Over the years we meet a lot of people, create friendships, and develop a lot of alliances. But the question is, do we develop relationships we can trust?

We are reminded that Jesus said we are to love one another as He loved all of us. We find ourselves relearning just what it means to love and trust each other.

Love and trust must first exist if we are to work together. No matter how many times a resolution is issued denouncing the horror of mistreatment and hatred directed toward any race, without visibly acting to resolve it by exhibiting the love Jesus mandated, the resolution nullifies the essence of love and causes mistrust to grow and thrive.

Not too long ago, I visited with a sister who informed me she was getting ready to go on a mission trip to South Africa. I asked her why the people there so readily accept them. She replied, “It’s because we stay in contact with them on a regular basis. We don’t just show up once a year and pass out a few gifts, then leave them in the same condition we found them. We spend time walking around within their culture. We sit and listen to their needs and concerns. We get to know their ways and customs; the names of their children and their elders. We don’t try to change them and make them to be like us. We want them to be themselves. In other words, we gain their trust and acceptance by understanding who they are and loving them just as they are.”

She went on to say, “They would never trust us if we only expressed an interest in them once a year or showed concern for them when we were face to face with them.”

This speaks to, what I consider to be, one of the most critical problems, I can’t expect you to be me, and you can’t expect me to be you. We must learn to embrace the diversity God created.

The world we live in is like grandmother’s patchwork quilt. It takes all different sizes, shapes and colors to make it beautiful. By the same token, this patchwork theology shows the completeness of the redemption process that Christ said was finished at Calvary.
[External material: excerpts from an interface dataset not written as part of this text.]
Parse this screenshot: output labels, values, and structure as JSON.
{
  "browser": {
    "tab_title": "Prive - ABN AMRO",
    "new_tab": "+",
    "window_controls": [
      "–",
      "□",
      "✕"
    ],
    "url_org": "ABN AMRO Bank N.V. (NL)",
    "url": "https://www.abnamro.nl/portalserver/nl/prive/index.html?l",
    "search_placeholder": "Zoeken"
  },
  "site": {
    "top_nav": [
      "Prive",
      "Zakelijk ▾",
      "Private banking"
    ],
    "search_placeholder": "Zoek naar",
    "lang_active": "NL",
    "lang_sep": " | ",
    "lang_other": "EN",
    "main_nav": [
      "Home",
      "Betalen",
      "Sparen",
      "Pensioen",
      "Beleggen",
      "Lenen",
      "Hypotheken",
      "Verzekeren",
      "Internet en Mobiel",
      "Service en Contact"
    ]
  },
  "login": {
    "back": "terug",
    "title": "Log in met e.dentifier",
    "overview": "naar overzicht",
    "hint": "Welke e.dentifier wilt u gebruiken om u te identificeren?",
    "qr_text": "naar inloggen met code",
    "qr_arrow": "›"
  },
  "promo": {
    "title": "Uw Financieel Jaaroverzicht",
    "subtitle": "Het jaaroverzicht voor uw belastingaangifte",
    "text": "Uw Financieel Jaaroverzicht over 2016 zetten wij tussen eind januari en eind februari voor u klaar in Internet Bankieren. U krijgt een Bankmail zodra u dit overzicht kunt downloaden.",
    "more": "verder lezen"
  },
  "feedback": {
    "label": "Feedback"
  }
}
He died once, and He died for all.

I believe trust is at the very root of why it’s so difficult for people to get over the past. It’s the one thing that is never talked about.

There are no workshops or conferences held concerning the issue of trust, but for us to work together and love one another as Christ mandated, a platform of trust must be built. How can two walk together unless trust does its part?
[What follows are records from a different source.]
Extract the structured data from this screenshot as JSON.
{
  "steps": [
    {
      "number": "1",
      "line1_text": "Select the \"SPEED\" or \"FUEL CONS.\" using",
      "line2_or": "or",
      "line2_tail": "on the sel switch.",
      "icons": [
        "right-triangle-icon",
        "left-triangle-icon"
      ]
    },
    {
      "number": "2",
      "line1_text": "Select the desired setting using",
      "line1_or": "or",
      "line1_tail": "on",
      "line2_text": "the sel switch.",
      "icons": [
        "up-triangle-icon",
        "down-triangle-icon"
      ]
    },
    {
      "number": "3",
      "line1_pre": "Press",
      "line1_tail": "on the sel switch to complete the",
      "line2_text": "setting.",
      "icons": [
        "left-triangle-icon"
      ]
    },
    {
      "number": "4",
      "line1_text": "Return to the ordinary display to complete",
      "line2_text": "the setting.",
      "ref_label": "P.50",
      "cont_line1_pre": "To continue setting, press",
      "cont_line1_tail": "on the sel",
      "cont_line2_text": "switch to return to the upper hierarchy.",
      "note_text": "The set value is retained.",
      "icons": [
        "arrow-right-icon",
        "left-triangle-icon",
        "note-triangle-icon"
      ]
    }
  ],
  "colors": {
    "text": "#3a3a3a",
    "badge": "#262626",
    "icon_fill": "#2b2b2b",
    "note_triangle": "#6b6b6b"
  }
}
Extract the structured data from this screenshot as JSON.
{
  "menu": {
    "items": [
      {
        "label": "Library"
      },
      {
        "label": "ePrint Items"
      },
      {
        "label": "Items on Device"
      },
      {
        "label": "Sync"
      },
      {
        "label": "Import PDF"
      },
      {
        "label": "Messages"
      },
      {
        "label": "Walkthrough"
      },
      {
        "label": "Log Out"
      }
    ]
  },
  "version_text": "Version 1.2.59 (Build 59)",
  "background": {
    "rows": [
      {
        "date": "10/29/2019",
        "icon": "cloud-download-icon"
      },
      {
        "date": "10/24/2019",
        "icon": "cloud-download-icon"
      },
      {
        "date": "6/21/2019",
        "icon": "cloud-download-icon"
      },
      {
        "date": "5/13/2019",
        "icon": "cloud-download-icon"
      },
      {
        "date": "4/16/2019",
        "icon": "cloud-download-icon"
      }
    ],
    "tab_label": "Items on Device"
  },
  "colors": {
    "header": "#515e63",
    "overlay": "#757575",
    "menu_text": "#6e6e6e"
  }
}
If we are to trust and love each other, it cannot be done under the cover of trying to make us identical. We must accept each other as we are.

God made us like He wanted us, and when He finished putting the quilt together and creating the worlds, in the book of Genesis, He said it was good. That says to me we are all wonderfully made according to God’s infallible blueprint.
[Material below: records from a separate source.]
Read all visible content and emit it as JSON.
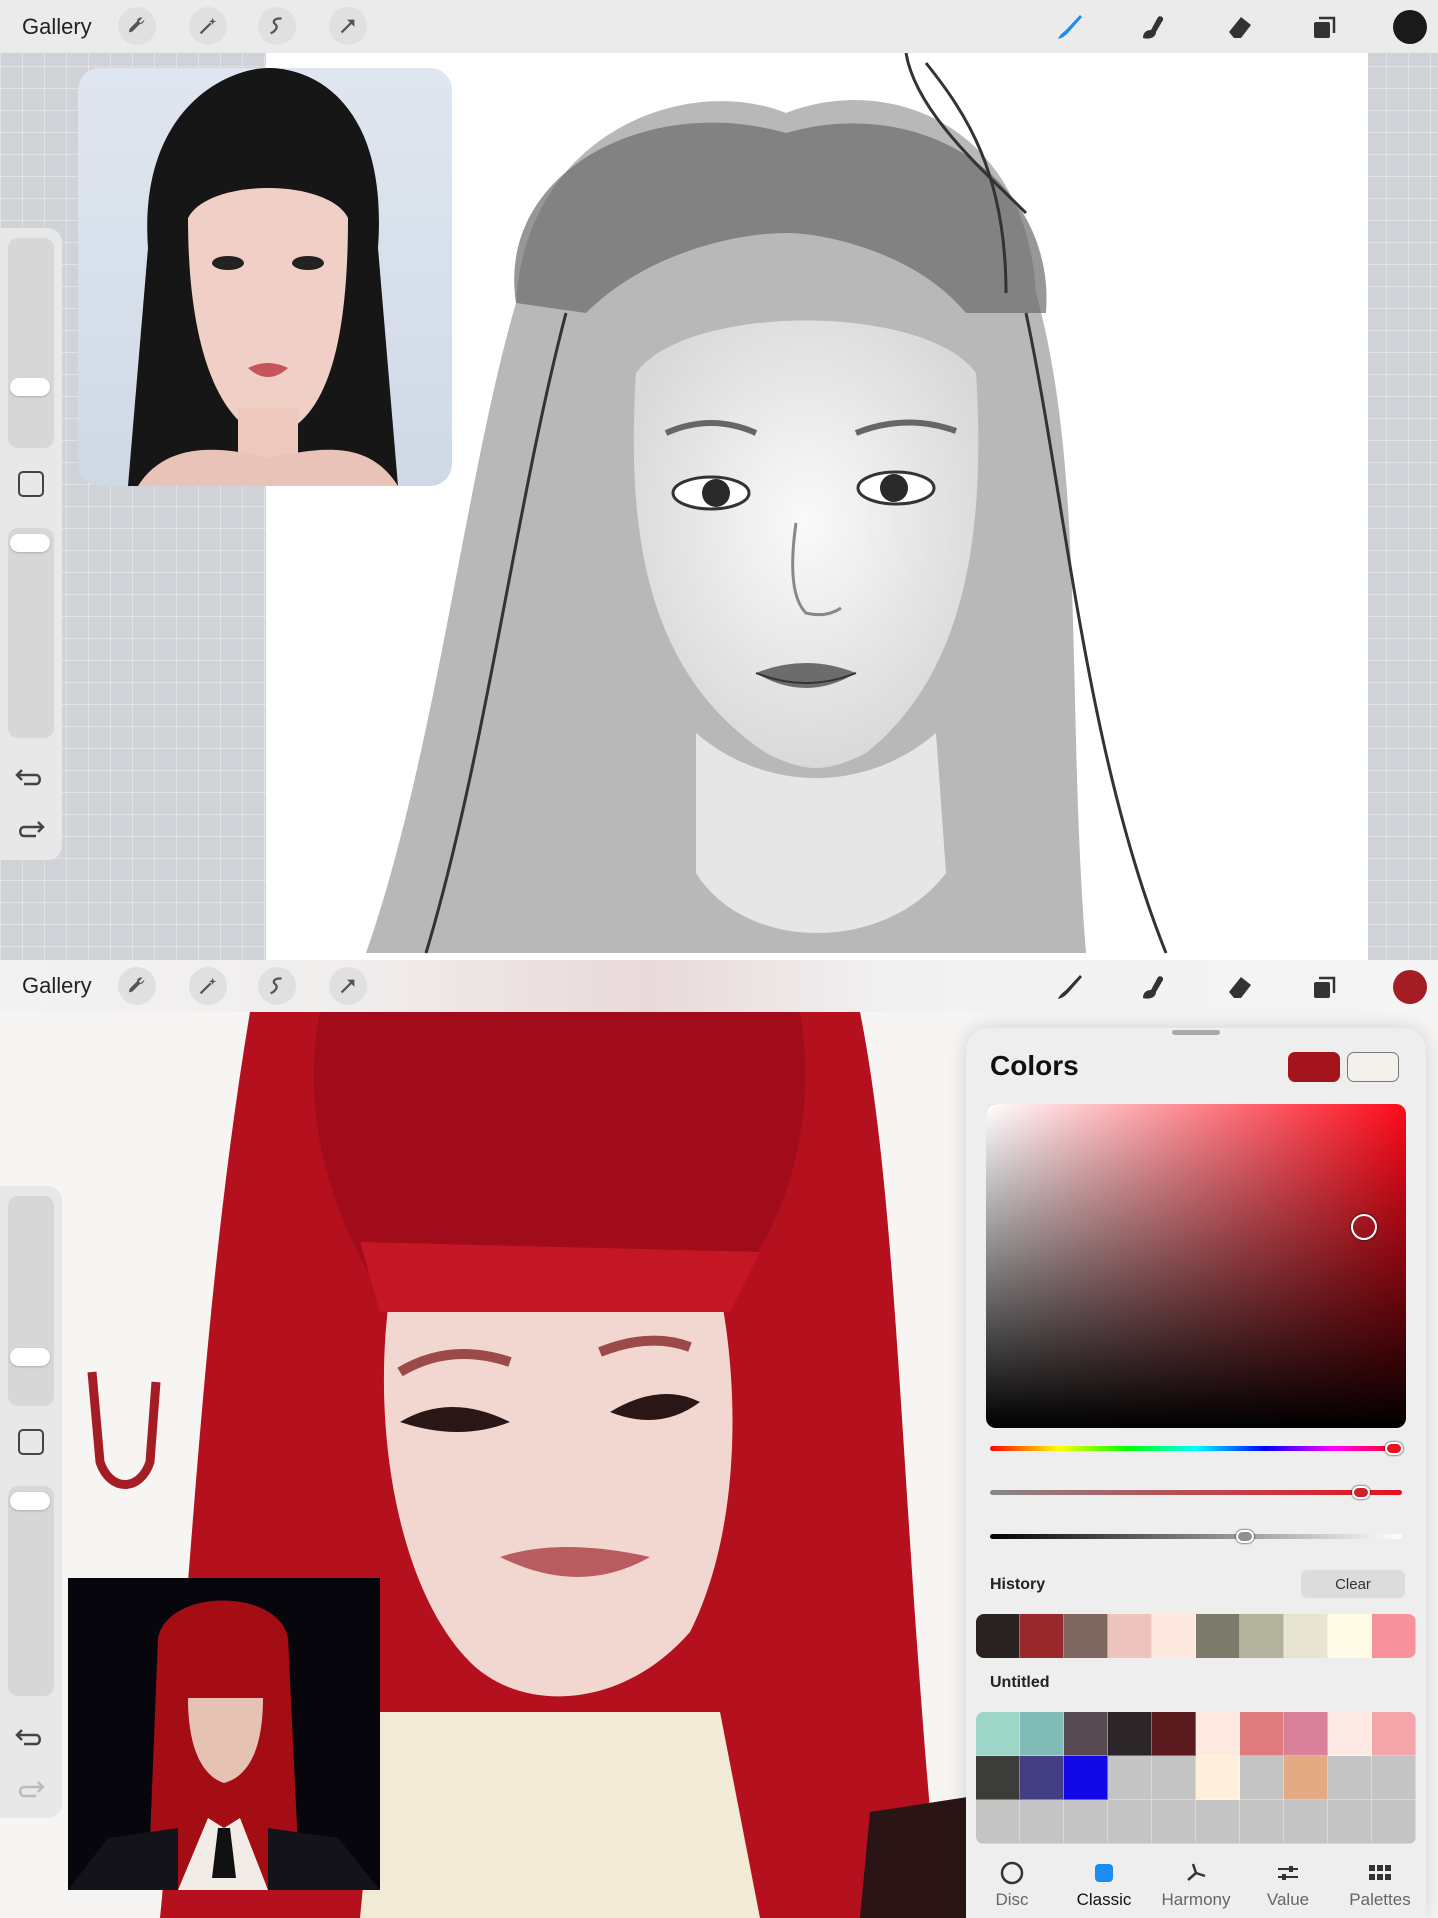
{
  "top": {
    "gallery_label": "Gallery",
    "brush_color": "#1a1a1a"
  },
  "bottom": {
    "gallery_label": "Gallery",
    "brush_color": "#a51d24"
  },
  "colors_panel": {
    "title": "Colors",
    "primary_color": "#a3141d",
    "secondary_color": "#f4f0ec",
    "history_label": "History",
    "clear_label": "Clear",
    "history_swatches": [
      "#2a2220",
      "#98282a",
      "#7e6661",
      "#edc4bd",
      "#fce8de",
      "#7b7a6b",
      "#b3b29d",
      "#e8e4d4",
      "#fdfbe5",
      "#f7929d"
    ],
    "palette_label": "Untitled",
    "palette_row1": [
      "#9dd5c6",
      "#82bcb8",
      "#574a50",
      "#2c2629",
      "#5a1a1e",
      "#fde9e0",
      "#e07c7d",
      "#d9809a",
      "#fdeae4",
      "#f4a5aa"
    ],
    "palette_row2": [
      "#3c3d38",
      "#443f85",
      "#1208e8",
      "#c4c4c4",
      "#c4c4c4",
      "#fdefdc",
      "#c4c4c4",
      "#e2ab84",
      "#c4c4c4",
      "#c4c4c4"
    ],
    "tabs": [
      {
        "label": "Disc",
        "icon": "disc-icon"
      },
      {
        "label": "Classic",
        "icon": "classic-square-icon"
      },
      {
        "label": "Harmony",
        "icon": "harmony-icon"
      },
      {
        "label": "Value",
        "icon": "sliders-icon"
      },
      {
        "label": "Palettes",
        "icon": "grid-icon"
      }
    ],
    "active_tab": "Classic",
    "hue": 0.98,
    "saturation": 0.9,
    "brightness": 0.62
  }
}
If we are to achieve racial harmony, we must understand that racial diversity had to be the plan of God, motioned by Christ, seconded and carried out by The Holy Spirit (John 1:1). We are what God said we should be.

If we are to over come the ills that plague our ecclesiastical society and live out the words of the old hymn that says,“When we all see Jesus, we will sing and shout the victory,” we must become able to trust each other because trust is the glue that binds us together.

If we remember we are bought with a price, we are not our own, we will love as Christ commanded us, then trust would automatically be the resulting fruit.